I have voted in every civic, provincial and federal election I could since my 18th birthday. Not to do so, I thought, would have been to take democratic freedom for granted, to abdicate my responsibility as a citizen. But on Tuesday, as my fellow Manitobans went to the polls, I stayed home.
I wasn't too busy. I didn't forget. I wasn't even one of those principled abstainers who dutifully spoil a ballot in vague protest. I just didn't bother voting.
A couple of weeks ago, as the inanity and acrimony of our provincial election campaign wore on, I realized that I no longer accept the popular doctrine that good citizens are obliged to vote regardless of all other factors, or that voting is as central to democracy as the "get out the vote" proponents seem to believe.
I know my view is not popular, but I doubt I'm the only person who, when poised behind a cardboard shield with a little pencil in hand, has felt both a tinge of freedom at the site of a fresh ballot as well as a decided dissatisfaction at the available options, the combative nature of campaigns and the fact that this climatic act of democracy consists only of making a small mark on a piece of paper. I'm not the only person who has felt insulted by the cliches and spin that dominate political debate.
I must qualify my defence of not voting by saying that in some elections, the choices are stark, the consequences substantial and the races tight -- in such cases I vote, while holding my nose. I also believe citizens bear a responsibility for the betterment of society.
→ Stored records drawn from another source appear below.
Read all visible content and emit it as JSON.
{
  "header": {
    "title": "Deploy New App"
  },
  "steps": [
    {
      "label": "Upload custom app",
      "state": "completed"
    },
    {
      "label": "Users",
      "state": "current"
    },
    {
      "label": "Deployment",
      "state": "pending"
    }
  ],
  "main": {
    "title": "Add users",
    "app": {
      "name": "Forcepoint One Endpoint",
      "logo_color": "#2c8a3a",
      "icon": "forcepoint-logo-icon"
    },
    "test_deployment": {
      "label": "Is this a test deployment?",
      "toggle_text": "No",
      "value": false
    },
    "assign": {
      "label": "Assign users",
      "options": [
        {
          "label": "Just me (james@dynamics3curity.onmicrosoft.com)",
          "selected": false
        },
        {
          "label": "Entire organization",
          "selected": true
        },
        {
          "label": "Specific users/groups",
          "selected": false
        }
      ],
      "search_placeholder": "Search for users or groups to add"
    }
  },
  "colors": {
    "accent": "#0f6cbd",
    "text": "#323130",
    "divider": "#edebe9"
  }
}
I don't advocate apathy in general, I just think the popular emphasis on voting has created a simplistic impression of civic responsibility.
While the ability of citizens to occasionally oust legislators is a fundamental tenet of democracy, this does not mean that when the policies of the leading parties are very similar, and both have obviously been willing to sacrifice integrity for the sake of power, that I should still trundle over to the ballot box and choose the lesser of evils.
Here in Manitoba, the incumbent NDP and the challenging Progressive Conservatives both promised more doctors, more nurses, and more police officers. One offered "A better Manitoba for everyone;" the other "Vision, change, progress." What a fount of fresh creativity! Neither said much about the environment. Both sides spent big bucks on attack ads, leaving the moral low ground overcrowded.
To further blur the differences, when the PCs tried, predictably, to depict the NDP as "soft on crime," the NDP responded by pronouncing their unqualified support of the federal Conservatives' tough omnibus crime bill, saying the bill should go even further than it does. The NDP also promised to balance the budget four years sooner than the fiscally conservative PCs.
Commentators said they had never see so little to distinguish between the parties, yet the leaders claimed that much was at stake in this election. Indeed, for them there was much at stake -- their personal positions in the pecking order of power. Though the election resulted in few seats changing hands, NDP leader Greg Selinger solidified his political cred -- after taking over from the popular Gary Doer in 2009, part way through Doer's term -- and PC leader Hugh McFadyen had to give up his dream of occupying the premier's chair, announcing he will step down as leader of his party. For the rest of us, the stakes were relatively low.
Was this election the climax of democracy? In some ways it was. Citizens were allowed to elect leaders in a free and orderly fashion. That is foundational.
But were campaign strategists and backroom PR schemers engaged in democracy? Does antagonism in the airwaves further the cause of democracy? And, while I'm at it, what is the democratic value of lawn signs? How is democracy served by an explosion of simplistic residential advertising? And how exactly is a sign on someone's lawn supposed to influence my decision about who should lead our province -- other than as a particularly inaccurate sort of poll that could inform, or misinform, a strategic vote? Is governing just a glorified high school popularity contest?
Call me cynical if you want, but who is served by pretending this whole process is worthy of unquestioning participation? If voter turnout reached 95 per cent, but most people voted only in purely selfish hopes of reducing their personal tax bills, would that be a good day for democracy?
Canadians commonly say that if you don't vote you can't complain. Is that to say that the purpose of voting is to gain the right to complain freely? Are voting and whining the essence of democratic participation? No more so than freedom of expression, which would have to include the right of non-voters to complain.
Did I take freedom for granted by not voting? Did I snub the millions (or billions) who long for the same opportunity? One could make that argument, but why distill the benefits of our democratic society to a momentary, quadrennial act? Disproportionate emphasis on voting obscures the importance of broader involvement in the betterment of society.
So vote if you choose, but also volunteer (if you are able), stay informed about public issues, knock on politicians' doors and participate in community organizations. Don't waste time telling people they must vote, engage them in the betterment of society.